■ Activity: Omit the pictures from the listing below and print every remaining entry verbatim.

■ Excerpted data:

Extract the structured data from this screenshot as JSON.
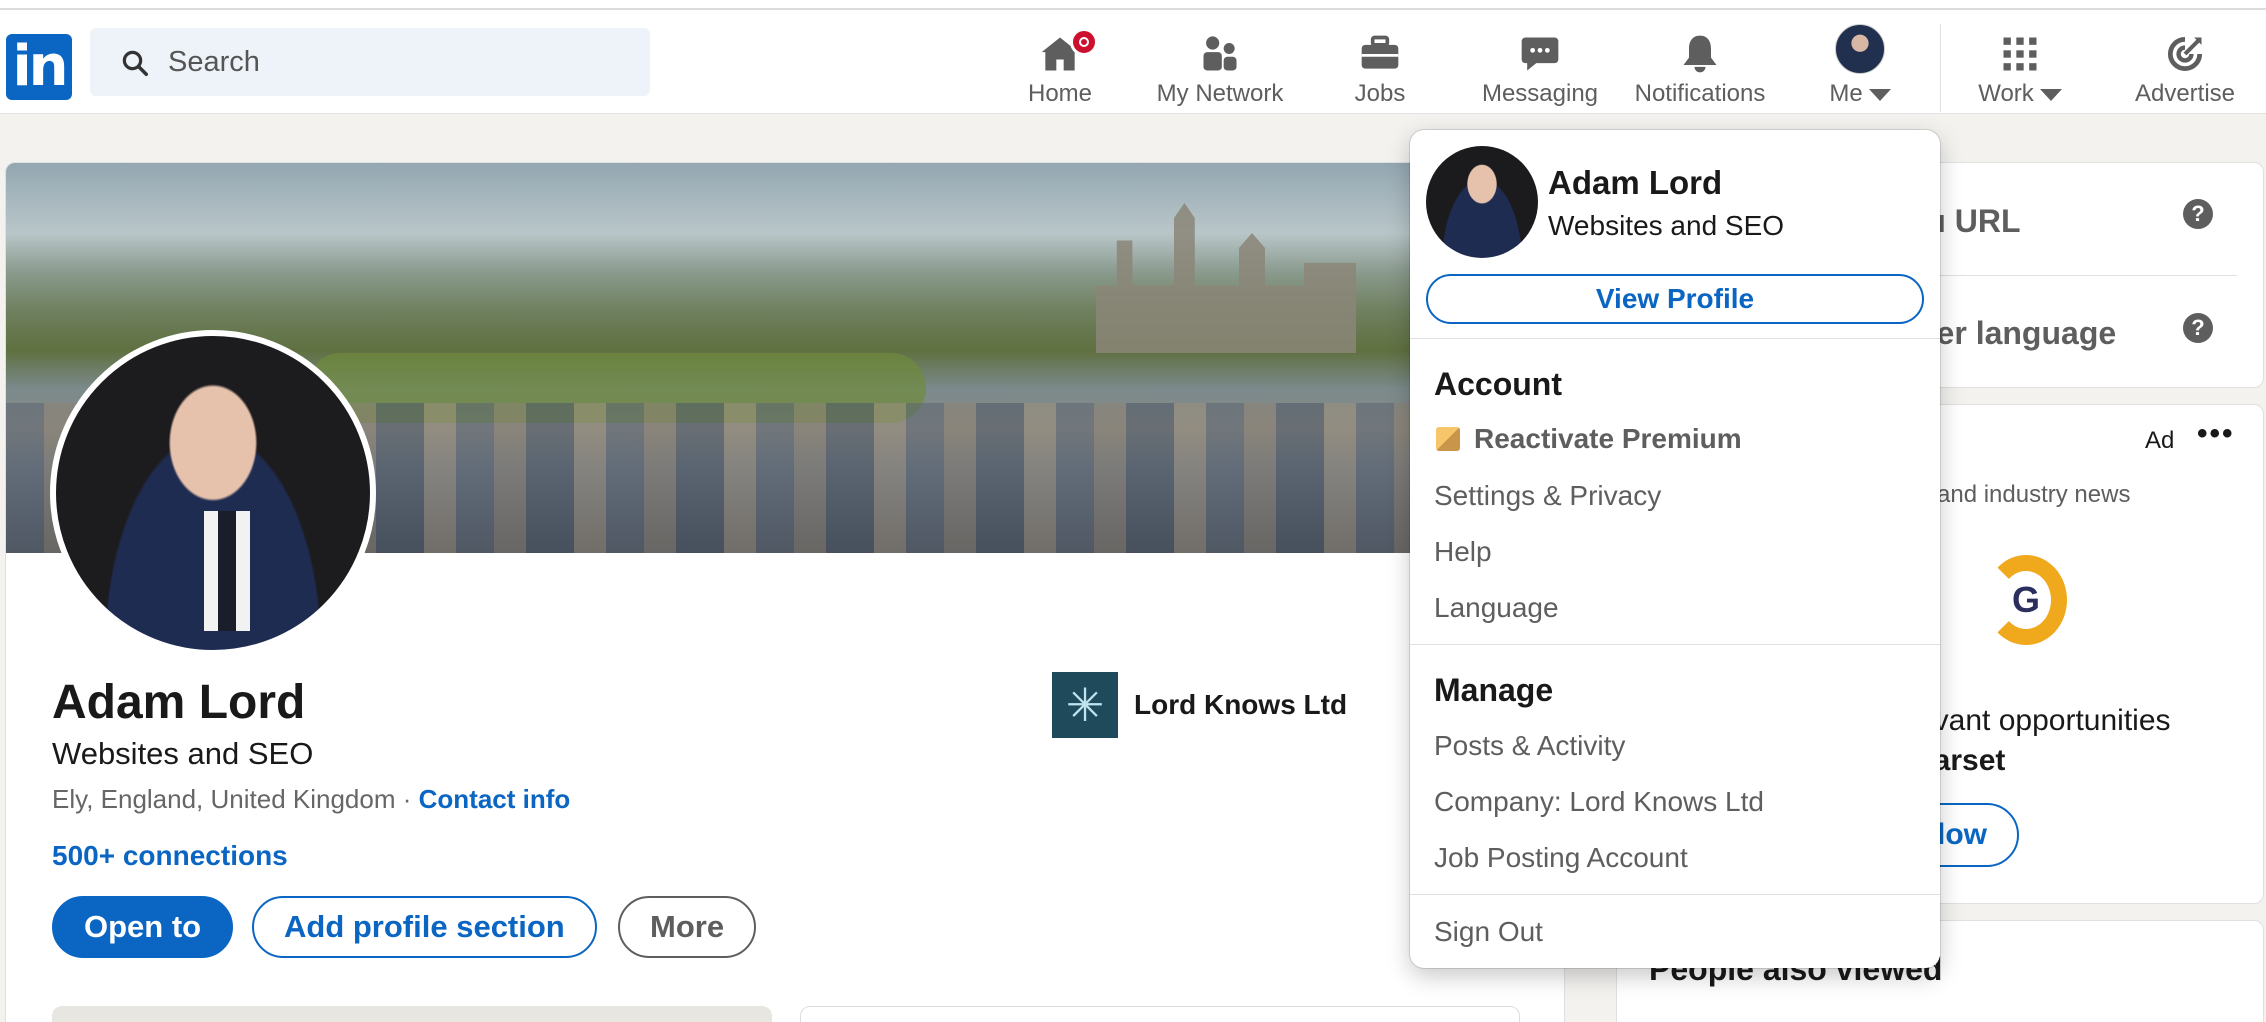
{
  "search": {
    "placeholder": "Search"
  },
  "nav": [
    {
      "label": "Home"
    },
    {
      "label": "My Network"
    },
    {
      "label": "Jobs"
    },
    {
      "label": "Messaging"
    },
    {
      "label": "Notifications"
    },
    {
      "label": "Me"
    },
    {
      "label": "Work"
    },
    {
      "label": "Advertise"
    }
  ],
  "profile": {
    "name": "Adam Lord",
    "headline": "Websites and SEO",
    "location": "Ely, England, United Kingdom",
    "separator": "·",
    "contact_info": "Contact info",
    "connections": "500+ connections",
    "company": "Lord Knows Ltd",
    "buttons": {
      "open_to": "Open to",
      "add_section": "Add profile section",
      "more": "More"
    }
  },
  "right": {
    "url_fragment": "ı URL",
    "language_fragment": "her language",
    "ad_label": "Ad",
    "ad_news": "and industry news",
    "ad_line1": "evant opportunities",
    "ad_line2": "earset",
    "ad_follow": "low",
    "people_also_viewed": "People also viewed"
  },
  "dropdown": {
    "name": "Adam Lord",
    "headline": "Websites and SEO",
    "view_profile": "View Profile",
    "account_title": "Account",
    "reactivate_premium": "Reactivate Premium",
    "settings_privacy": "Settings & Privacy",
    "help": "Help",
    "language": "Language",
    "manage_title": "Manage",
    "posts_activity": "Posts & Activity",
    "company": "Company: Lord Knows Ltd",
    "job_posting": "Job Posting Account",
    "sign_out": "Sign Out"
  },
  "colors": {
    "brand": "#0a66c2",
    "badge": "#cb112d",
    "premium": "#e7a33e"
  }
}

■ Solution to this exercise:
Extract the structured data from this screenshot as JSON.
{
  "search": {
    "placeholder": "Search"
  },
  "nav": [
    {
      "label": "Home"
    },
    {
      "label": "My Network"
    },
    {
      "label": "Jobs"
    },
    {
      "label": "Messaging"
    },
    {
      "label": "Notifications"
    },
    {
      "label": "Me"
    },
    {
      "label": "Work"
    },
    {
      "label": "Advertise"
    }
  ],
  "profile": {
    "name": "Adam Lord",
    "headline": "Websites and SEO",
    "location": "Ely, England, United Kingdom",
    "separator": "·",
    "contact_info": "Contact info",
    "connections": "500+ connections",
    "company": "Lord Knows Ltd",
    "buttons": {
      "open_to": "Open to",
      "add_section": "Add profile section",
      "more": "More"
    }
  },
  "right": {
    "url_fragment": "ı URL",
    "language_fragment": "her language",
    "ad_label": "Ad",
    "ad_news": "and industry news",
    "ad_line1": "evant opportunities",
    "ad_line2": "earset",
    "ad_follow": "low",
    "people_also_viewed": "People also viewed"
  },
  "dropdown": {
    "name": "Adam Lord",
    "headline": "Websites and SEO",
    "view_profile": "View Profile",
    "account_title": "Account",
    "reactivate_premium": "Reactivate Premium",
    "settings_privacy": "Settings & Privacy",
    "help": "Help",
    "language": "Language",
    "manage_title": "Manage",
    "posts_activity": "Posts & Activity",
    "company": "Company: Lord Knows Ltd",
    "job_posting": "Job Posting Account",
    "sign_out": "Sign Out"
  },
  "colors": {
    "brand": "#0a66c2",
    "badge": "#cb112d",
    "premium": "#e7a33e"
  }
}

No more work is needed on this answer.